By Paul Lynch
Oneworld Publications, 2023
Reviewed by Finn McKenna
“This place is going to become a hellmouth all over again, the regime is about to agree to let the UN open a humanitarian corridor from Lansdowne Road stadium through the port tunnel to the north, you’ll be allowed to leave like rats so long as the piper calls the tune”
Paul Lynch’s novel Prophet Song was shortlisted for this year’s Booker Prize. Written in a world that had gone through the election of Trump and Bolsonaro, and seen a rise of conspiracy theorists and far-right agitators with the Covid pandemic, while also clearly influenced by modern conflicts such as the decade-long civil war in Syria, the book is clearly one that rushed out of Lynch’s imagination. Its lack of paragraphs epitomising the urgency of the writing; the form is captivating and there’s no denying Lynch is a wordsmith.
Undoubtedly, Lynch gave serious consideration to the development of far-right and reactionary forces as he approached sketching this tale, which is centred around the life of Eileen Stack – the wife of a trade union leader who has been interned in the Curragh by a far-right regime that has been in power for several years.
The setting of the book is unclear – it’s in Dublin, but it may be an imagined parallel unfolding of reality, or it may take place in the not-so-distant future. The question of time is one that preoccupies the writer, as again and again his narration muses upon the condition of temporality; the blip in the moment of existence and history in which this story occurs:
“This low and motionless sky, the windows with their blinds drawn, the street in silent witness as the people live out their lives, the cycles of births and deaths, the endless recurrence of human generation, a hundred years goes by.”
The weight of the passage of time speaks to the heaviness of life that one suffering within a far-right dictatorship would experience. Eileen Stack’s life and sense of everything is completely dislocated with the arrest of her husband. The author’s conscientiousness is unquestionable; his focus on the life of a woman struggling to contend with the pressures of everyday life – work and family-rearing – while trying to cope with the disappearance of her husband reflects how seriously Lynch is attempting to grapple with the condition of daily life, of ordinary people, crushed under a dictatorship.
As mentioned already, the focus of the story is on the Stack family. The revelations about Ireland’s descent into a far-right regime is told through the prism of how life is experienced by Eileen. In this way, clues are revealed to the reader about the metamorphoses of changes within Irish society. Still existing is An Garda Síochana, the civil service departments, the judiciary etc. In this way, Lynch demonstrates the familiarity of this tale with our present status quo.
But the story also envisages new appendages of the police to target those who are proclaimed to be enemies of the state by the government, and how all institutions of power have been dominated by the ruling-party. Eileen Stack sees members and adherents of the far-right ruling-party in her everyday life; in Dublin City’s streets, in the supermarket, and at work. A pillar of strength contained in the story is Lynch’s ability to present how such a transition in Ireland is imaginable.

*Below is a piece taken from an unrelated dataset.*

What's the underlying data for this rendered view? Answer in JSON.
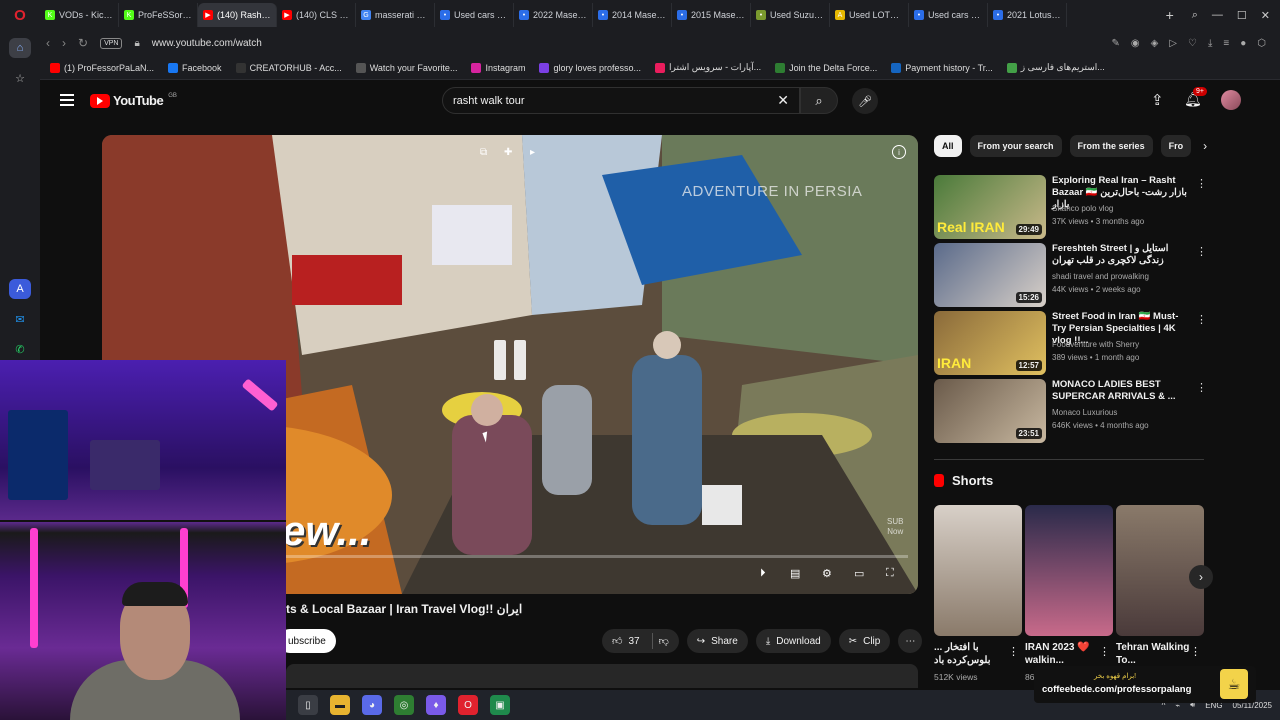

There are, however, pitfalls in the story that stood out. It’s clear that Lynch researched far-right movements historically. The fact that Larry Stack is a persecuted trade union leader speaks to an understanding of far-right forces seeing the organised workers’ movement as their main enemy.
The lack of reference to existing political forces, be they the parties of Irish capitalism or left and socialist forces, throughout the book is something that raised an eyebrow though. As the book develops, an overt civil war between the state power and “rebels” deepens. There is no allusion to the political make-up of such rebels. In that sense, there is something of an ahistoricism to the story, as its omission of existing and historical political groups, paramilitary forces and parties feels like a missed opportunity.
Perhaps this was a decision consciously made by Lynch, and in fairness this is a work of fiction rather than a political treatise. With that said, the air of unreality persists when there’s discussion throughout the book of people escaping the grips of the regime by heading up north. The idea that a fascist government would be in power in the south of Ireland without a similar (or more extreme) regime existing in Britain feels somewhat unbelievable, as political upheaval in one country absolutely impacts the other.
Whatever the book fails to deliver in terms of continuity from history to the modern day, it compensates in the graphic detail of the strife and trials of life under such a regime. The book finishes in a way that Lynch should be proud of, as it presents to the reader the imagined situation of Irish people becoming refugees – something that is of the utmost importance in today’s world, with refugees scapegoated more and more by the far right. What Lynch demonstrates in his tale is how war and fascism turn ordinary civilians into refugees fleeing for their lives, and provokes reflection on how such a societal nose-dive could happen to ordinary, everyday people in our own time.
Leon Trotsky once observed;“If there are prophets and poets who can be said to have been ‘ahead of their time’, it is because they have expressed certain demands of social evolution not quite as slowly as the rest of their kind.” Although Prophet Song isn’t directly dealing with historical necessity, it is sounding the alarm as to what could come to pass if we fail to challenge the danger posed by the far right.